Requirement:
Return all lines from the listing below that include the word "content".
:: Material for this exercise
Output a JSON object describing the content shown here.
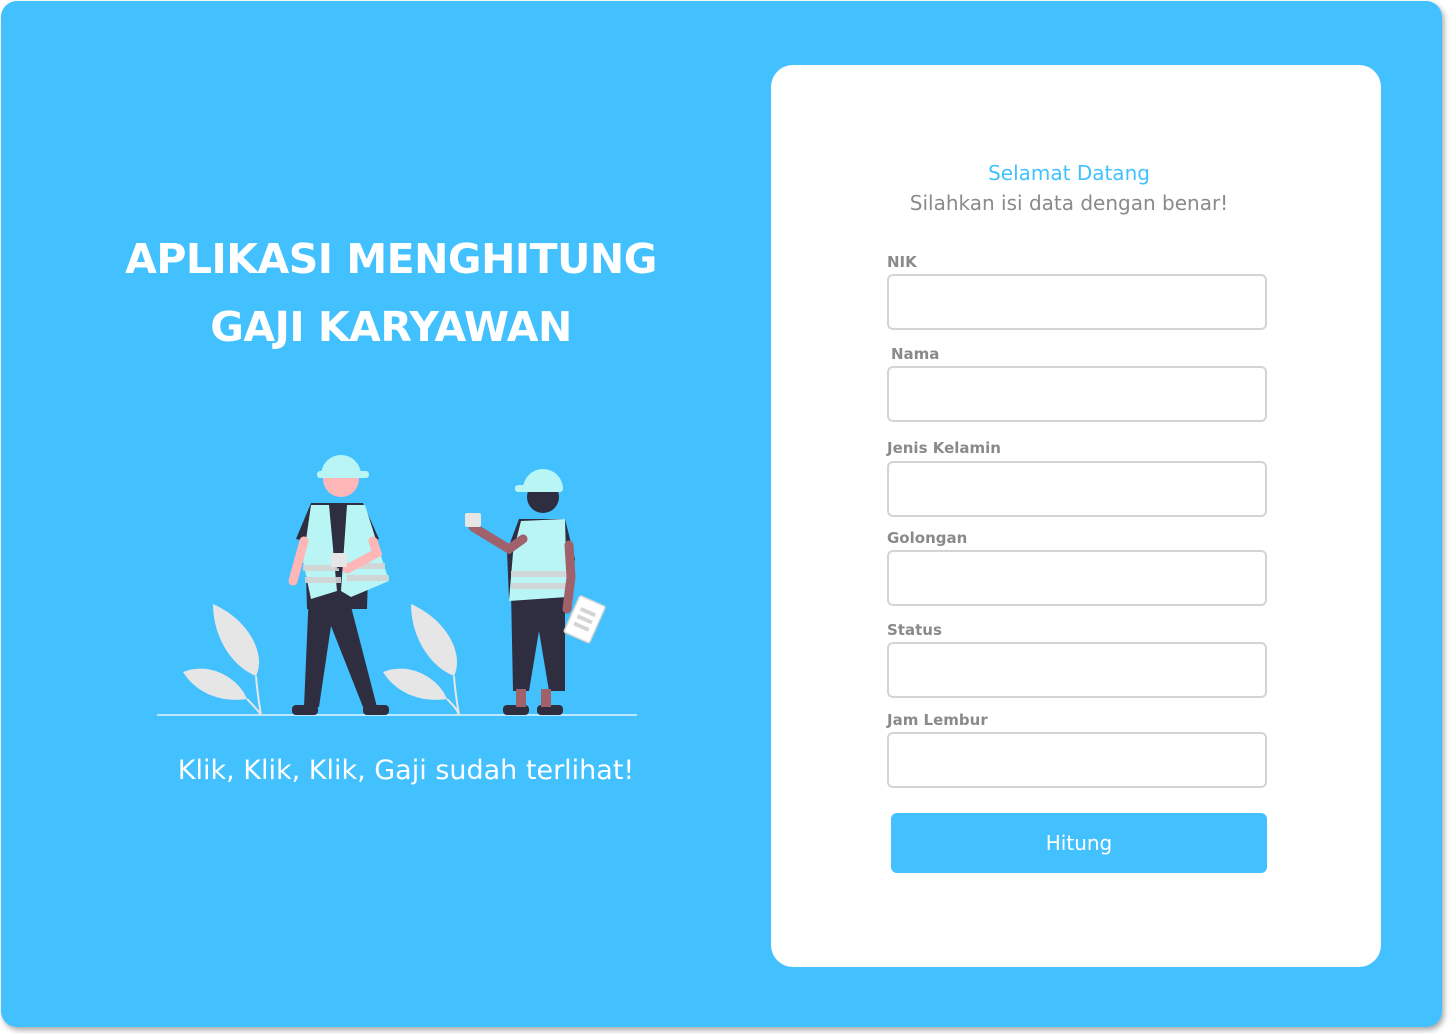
{
  "hero": {
    "title_line1": "APLIKASI MENGHITUNG",
    "title_line2": "GAJI KARYAWAN",
    "illustration": "construction-workers-illustration",
    "tagline": "Klik, Klik, Klik, Gaji sudah terlihat!"
  },
  "form": {
    "welcome": "Selamat Datang",
    "subtitle": "Silahkan isi data dengan benar!",
    "fields": [
      {
        "label": "NIK",
        "value": ""
      },
      {
        "label": "Nama",
        "value": ""
      },
      {
        "label": "Jenis Kelamin",
        "value": ""
      },
      {
        "label": "Golongan",
        "value": ""
      },
      {
        "label": "Status",
        "value": ""
      },
      {
        "label": "Jam Lembur",
        "value": ""
      }
    ],
    "submit_label": "Hitung"
  },
  "colors": {
    "primary": "#42c1fe",
    "card": "#ffffff",
    "label": "#8a8a8a",
    "input_border": "#d4d4d4",
    "vest": "#b8f5f4",
    "dark": "#2f2e41"
  }
}
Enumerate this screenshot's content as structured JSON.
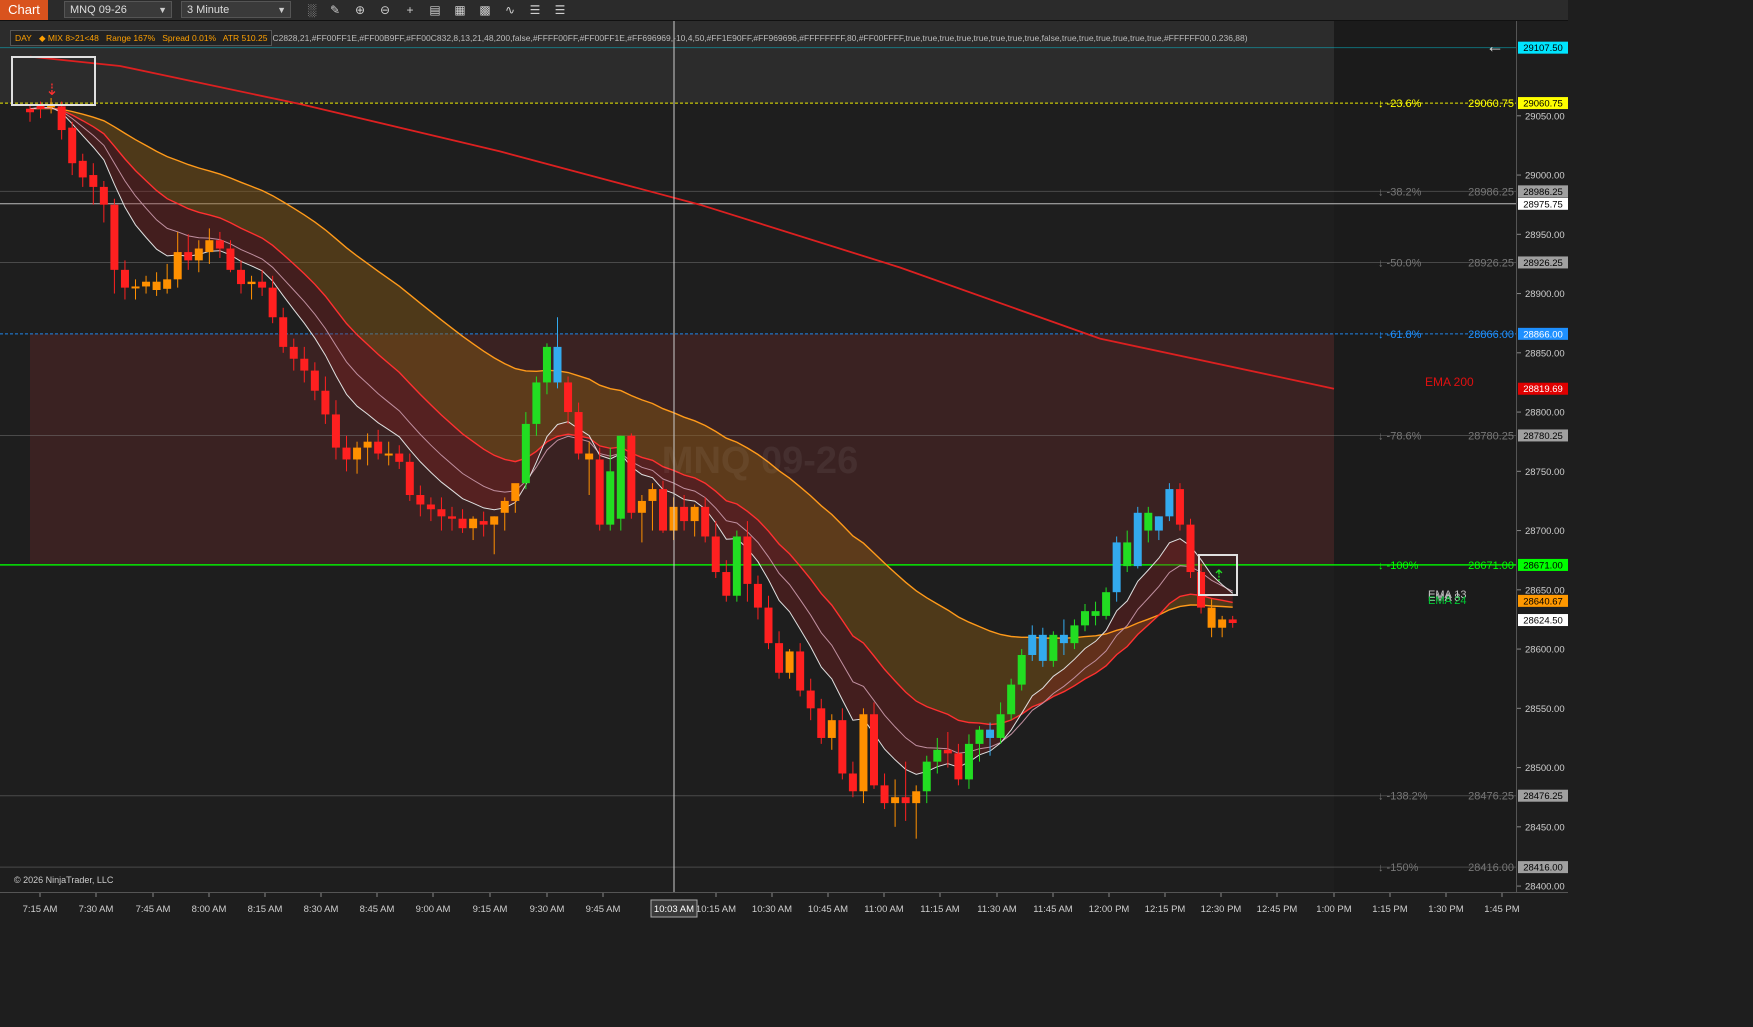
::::
Response to the task:
Output a JSON object describing the content shown here.
Enumerate this screenshot's content as structured JSON.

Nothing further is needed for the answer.